In Wisconsin, the Centers for Disease Control and Prevention found emergency room visits for suspected opioid overdoses increased 109% from July 2016 to September 2017.
Dr. Sue Cullinan, Medical Director for Emergency Medicine at Mayo Clinic Health System in Eau Claire says the research findings don't surprise her. "As a physician, you always want to treat pain, you want to make sure the patient is comfortable but there's many ways to treat that without just jumping to narcotics, says Dr. Cullinan.
Cullinan says while an effective resource for treating pain, opioids are not always the best option. "It’s just an easy thing to do is just to prescribe a pain pill but there are many non-opioid, non-pain medication ways of treating pain."
She says while health professionals take safety precautions such as a database showing patient history before prescribing someone opioids, addiction is still possible. "We've found people just need higher and higher dosages and they just feel that they need their pain treated because that's what they've got their brain kind of molded into thinking," says Dr. Cullinan.

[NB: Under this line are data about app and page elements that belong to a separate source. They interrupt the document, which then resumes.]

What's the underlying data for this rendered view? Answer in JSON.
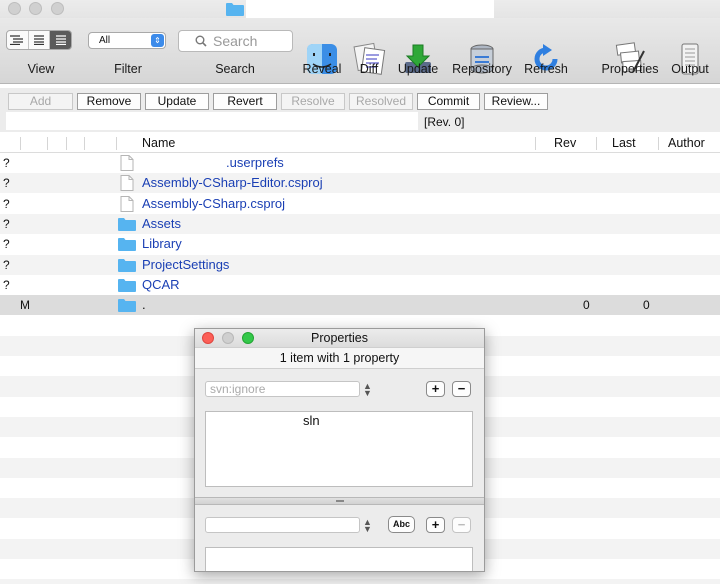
{
  "window": {
    "title": ""
  },
  "toolbar": {
    "view_label": "View",
    "filter_label": "Filter",
    "filter_value": "All",
    "search_label": "Search",
    "search_placeholder": "Search",
    "reveal_label": "Reveal",
    "diff_label": "Diff",
    "update_label": "Update",
    "repository_label": "Repository",
    "refresh_label": "Refresh",
    "properties_label": "Properties",
    "output_label": "Output"
  },
  "actions": {
    "add": "Add",
    "remove": "Remove",
    "update": "Update",
    "revert": "Revert",
    "resolve": "Resolve",
    "resolved": "Resolved",
    "commit": "Commit",
    "review": "Review...",
    "path_value": "",
    "revision": "[Rev. 0]"
  },
  "table": {
    "columns": {
      "name": "Name",
      "rev": "Rev",
      "last": "Last",
      "author": "Author"
    },
    "rows": [
      {
        "status": "?",
        "name": ".userprefs",
        "type": "file",
        "rev": "",
        "last": ""
      },
      {
        "status": "?",
        "name": "Assembly-CSharp-Editor.csproj",
        "type": "file",
        "rev": "",
        "last": ""
      },
      {
        "status": "?",
        "name": "Assembly-CSharp.csproj",
        "type": "file",
        "rev": "",
        "last": ""
      },
      {
        "status": "?",
        "name": "Assets",
        "type": "folder",
        "rev": "",
        "last": ""
      },
      {
        "status": "?",
        "name": "Library",
        "type": "folder",
        "rev": "",
        "last": ""
      },
      {
        "status": "?",
        "name": "ProjectSettings",
        "type": "folder",
        "rev": "",
        "last": ""
      },
      {
        "status": "?",
        "name": "QCAR",
        "type": "folder",
        "rev": "",
        "last": ""
      },
      {
        "status": "M",
        "name": ".",
        "type": "folder",
        "rev": "0",
        "last": "0"
      }
    ]
  },
  "properties_panel": {
    "title": "Properties",
    "summary": "1 item with 1 property",
    "property_name": "svn:ignore",
    "property_value": "sln",
    "new_property_name": "",
    "new_property_value": "",
    "add_symbol": "+",
    "remove_symbol": "−",
    "abc_label": "Abc"
  },
  "colors": {
    "link_blue": "#1a3fb4",
    "folder_blue": "#56b4f0",
    "close_red": "#fc5f57",
    "minimize_gray": "#cfcfcf",
    "zoom_green": "#34c84a"
  }
}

Dr. Cullinan says opioid should only be used for short term pain management and when taken in the right dosages, over-the-counter or non-opioid medications can be extremely effective and should be considered more often.